The people that helped Low do this were former BSoc cadres and other activists from the Punggol area. I may not respect the WP’s attempts to hold the PAP govt to account as self-appointed co-driver, but I respect the discipline, purposefulness and hard work that enabled the WP to win a GRC and two SMCs, and nearly winning a third. And attracting members of the calibre of Chen Show Mao and JJ. Too bad about Pritam though.
While today’s WP is no longer the WP of JBJ (for which S’poreans should be grateful), one could argue that today’s WP is BSoc reincarnated. Even WP’s cautious stance, it could be argued, can be traced to the WP leaders wanting to avoid the mistakes BSoc made. Example: It was easy for the PAP to demonise the BSoc as “communist” because activists used the language of people like Mao: “class struggle”, “revolution” etc.
“When I opened a copy of my friend’s latest book “Dissident Voices”, and saw the dissidents featured (Lim Chin Siong, Catherine Lim, Ong Eng Guan, David Marshall, Chia Thye Poh, Lim Hock Siew, Said Zahari, Tan Wah Piow, Francis Seow and Vincent Cheng Lim), I tot how come no JBJ and Lee Siew Choh? After all, they too stood firm on their convictions despite the odds. And they too paid a heavy toll for their beliefs … But they never broke. In fact, Catherine Lim is a nobody when compared to those giants, JBJ and Lee.” ‘
When we met, he explained to me that he and Marshall Cavendish (the publisher) had agreed a tentative list of names. More than one book was needed to do justice to the names on the list.. The author thought the subjects he chose for the book “S’pore Dissidents” would resonate more with readers who wanted to know more about personalities who dared to be different – and paid a price. There are plans for another volume to cover JBJ and Lee Siew Choh for sure.”
**Part of ST’s report on death of Dr Lee in July 2002:
Recalling that, the Senior Minister wrote [to his widow]: ‘It altered the course of
his life, and the part he played in Singapore’s politics helped change
the course of history.’
Despite their strong political differences, Mr Lee felt ‘no personal
animosity’ towards the opposition leader.
‘In many ways he was a likeable man; he was open and transparent if
somewhat impulsive; he had a sense of humour, and often laughed at
what he was saying,’ added SM Lee.
‘And I felt partly to blame for getting him involved in a field not
his forte. So I was glad that he accepted my invitation for both of
you to accompany my wife and me on our 10-day visit to China in
***You also may not, without the permission of NLB DIGITAL LIBRARY, insert a hyperlink to this website on any other website or “mirror” any Material contained on this website on any other server.
****The notorious Burma-Siam railway, built by Commonwealth, Dutch and American prisoners of war, was a Japanese project driven by the need for improved communications to support the large Japanese army in Burma.
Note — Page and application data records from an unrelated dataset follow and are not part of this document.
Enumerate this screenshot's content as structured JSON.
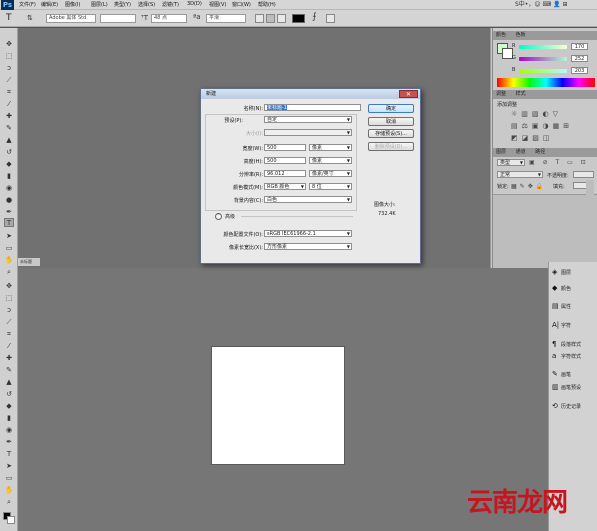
{
  "menubar": {
    "logo": "Ps",
    "items": [
      "文件(F)",
      "编辑(E)",
      "图像(I)",
      "图层(L)",
      "类型(Y)",
      "选择(S)",
      "滤镜(T)",
      "3D(D)",
      "视图(V)",
      "窗口(W)",
      "帮助(H)"
    ],
    "ime_text": "S中•，☺ ⌨ 👤 ⊞"
  },
  "optbar": {
    "font_family": "Adobe 黑体 Std",
    "font_style": "",
    "font_size": "48 点",
    "antialias": "平滑",
    "text_color": "#000000"
  },
  "right_panel": {
    "color_tabs": [
      "颜色",
      "色板"
    ],
    "r_value": "170",
    "g_value": "252",
    "b_value": "203",
    "foreground_color": "#ccffcc",
    "adjust_tabs": [
      "调整",
      "样式"
    ],
    "adjust_label": "添加调整",
    "layer_tabs": [
      "图层",
      "通道",
      "路径"
    ],
    "layer_kind": "类型",
    "blend_mode": "正常",
    "opacity_label": "不透明度:",
    "lock_label": "锁定:",
    "fill_label": "填充:"
  },
  "dock": {
    "items": [
      "图层",
      "颜色",
      "属性",
      "字符",
      "段落样式",
      "字符样式",
      "画笔",
      "画笔预设",
      "历史记录"
    ]
  },
  "tab_label": "未标题",
  "dialog": {
    "title": "新建",
    "name_label": "名称(N):",
    "name_value": "未标题-1",
    "preset_label": "预设(P):",
    "preset_value": "自定",
    "size_label": "大小(I):",
    "width_label": "宽度(W):",
    "width_value": "500",
    "width_unit": "像素",
    "height_label": "高度(H):",
    "height_value": "500",
    "height_unit": "像素",
    "resolution_label": "分辨率(R):",
    "resolution_value": "96.012",
    "resolution_unit": "像素/英寸",
    "color_mode_label": "颜色模式(M):",
    "color_mode_value": "RGB 颜色",
    "bit_depth": "8 位",
    "bg_label": "背景内容(C):",
    "bg_value": "白色",
    "advanced_label": "高级",
    "profile_label": "颜色配置文件(O):",
    "profile_value": "sRGB IEC61966-2.1",
    "pixel_aspect_label": "像素长宽比(X):",
    "pixel_aspect_value": "方形像素",
    "ok_label": "确定",
    "cancel_label": "取消",
    "save_preset_label": "存储预设(S)...",
    "delete_preset_label": "删除预设(D)...",
    "image_size_label": "图像大小:",
    "image_size_value": "732.4K"
  },
  "watermark": "云南龙网"
}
During its construction, approximately 13,000 prisoners of war died and were buried along the railway. An estimated 80,000 to 100,000 civilians also died in the course of the project, chiefly forced labour brought from Malaya and the Dutch East Indies, or conscripted in Siam (Thailand) and Burma. Two labour forces, one based in Siam and the other in Burma worked from opposite ends of the line towards the centre: Commonwealth War Graves Commission.
*****Incidentally, the implication of the title is that they were LKY’s subordinates. While they regarded him as the leader of the pack, the evidence shows he was regarded as merely first among equals to the likes of Dr Goh, Toh Chin Chye, Baker, Lim Kim San. It wasn’t like the
master slave relationship that LKY had with GCT, Dharnabalan, Wong Kan Seng and others. .